And this wasn’t all about the prize at the end. There were so many ingredients in this trip that made it all a special event. The huge expanse of bright blue sky and wispy clouds, the changing breeze that kept you cool while standing out in the hot sun—that made it bearable indeed—the mother raven that flew out on food recon every 1 and ½ hours to feed her rather large brood of three squawking babies. There were also red-winged blackbirds flitting in and about the sage brush, even a meadow lark stopped by to sing a girl-searching tune and flew off when “she” didn’t show. There were jack rabbits zig-zagging along the game trails and desert lizards would pop up on a sun-scorched boulder to see what we were up to. Kevin got buzzed by a small dust devil and I was so focused in my thoughts that I forgot to re-apply my sunscreen. There is a sunburn on parts that haven’t seen the sun since last summer…ouch!

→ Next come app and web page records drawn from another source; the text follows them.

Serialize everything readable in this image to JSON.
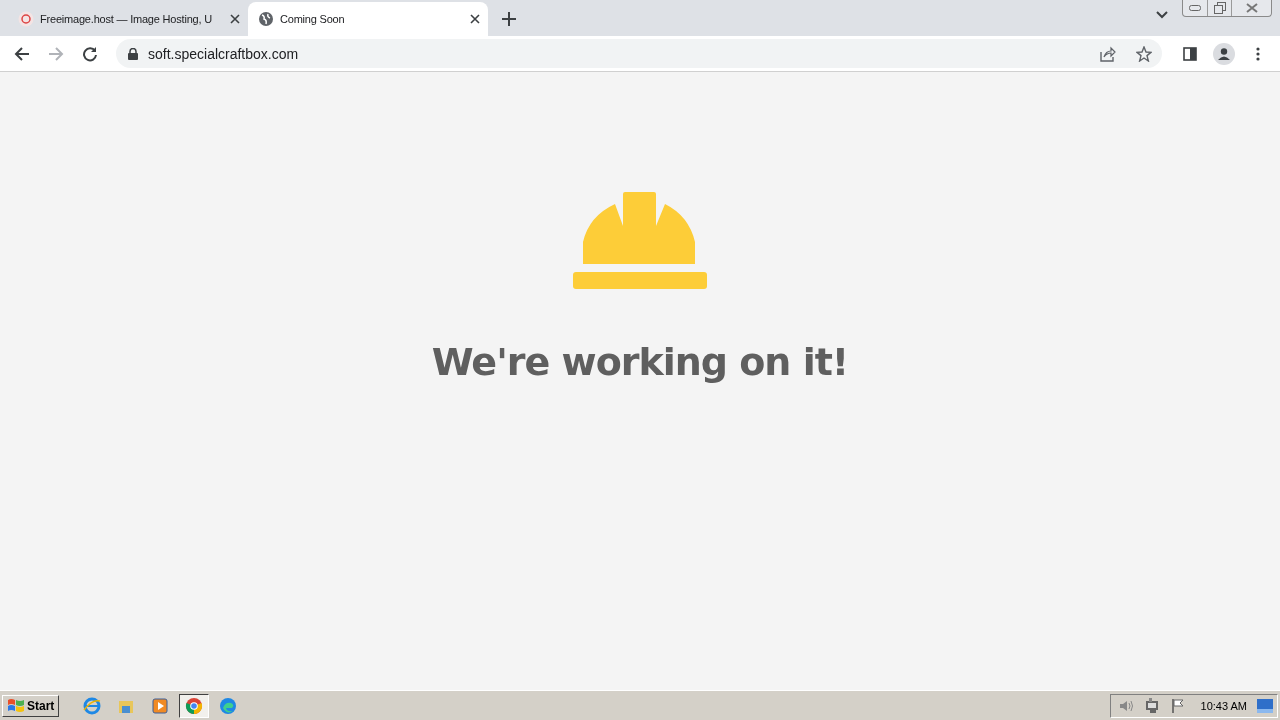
{
  "browser": {
    "tabs": [
      {
        "title": "Freeimage.host — Image Hosting, U",
        "kind": "freeimage",
        "selected": false
      },
      {
        "title": "Coming Soon",
        "kind": "globe",
        "selected": true
      }
    ],
    "address": "soft.specialcraftbox.com"
  },
  "page": {
    "heading": "We're working on it!"
  },
  "taskbar": {
    "start": "Start",
    "apps": [
      {
        "kind": "ie",
        "selected": false
      },
      {
        "kind": "folder",
        "selected": false
      },
      {
        "kind": "media",
        "selected": false
      },
      {
        "kind": "chrome",
        "selected": true
      },
      {
        "kind": "edge",
        "selected": false
      }
    ],
    "clock": "10:43 AM"
  }
}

Finally it was time to close up shop and shut down for the day, we were both dirty and dusty and sweaty and probably even a little stinky. The thought of a shower was invigorating but we soon heard that they just couldn’t get the propane to light. Probably that dust devil had a hand in that, too. So, when handed lemons you make lemonade.
Back at our cabin and truck, Kevin boiled up enough water for me to add some of our cold to make 3 gallons of bath water in a big yellow bucket. It was fantastic! But first I used those pre-packaged wipes and tried to get most of the dirt off, then dipped my washcloth in and started with the face. Oh I’m telling you, it was one of the best parts of the day, besides having our spaghetti dinner. Never has clean, hot water felt as good as it did then, literally showering over the bucket. One does what one can with what one has….
And then there was the sunset. After cleaning up and having dinner, we took an evening stroll to watch the sun set on that far ridge. It was calm, no wind and the sage was just powerful; desert perfume indeed. Brilliant bits of sunstone glittered on the dirt road like pieces of fire strewn about by the Greek god Hephaestus.
But what was the topper to this whole trip? Getting up at to see the sky! Twenty six miles from the nearest light source (which is completely shut down by ), it is magical! The sky is actually lighter than the ground due to the stars, and the Milky Way is so wide it covered 1/3 of it with its expanse. You just won’t get that unless you are away from light pollution. And there was the quiet. People say it’s deafening. Well I don’t know about deafening but it’s certainly THERE. You feel it. And so I went back to bed on that lumpy ol’ futon and felt blessed to have experienced Earths’ gifts.
Oh we’re not done yet.
Somewhere around a.m. I heard this strangling sound. It was coyotes. They are capable of making all kinds of sounds, I have heard them out in a canyon when they sounded like crying babies. Or there are the yips and howls. But the only way I can describe this noise was like something was being strangled.
Amazing sounds and sights and smells…
Amazing sounds and sights and smells…
Sunstones on the screen
Yard art..creativity or boredom?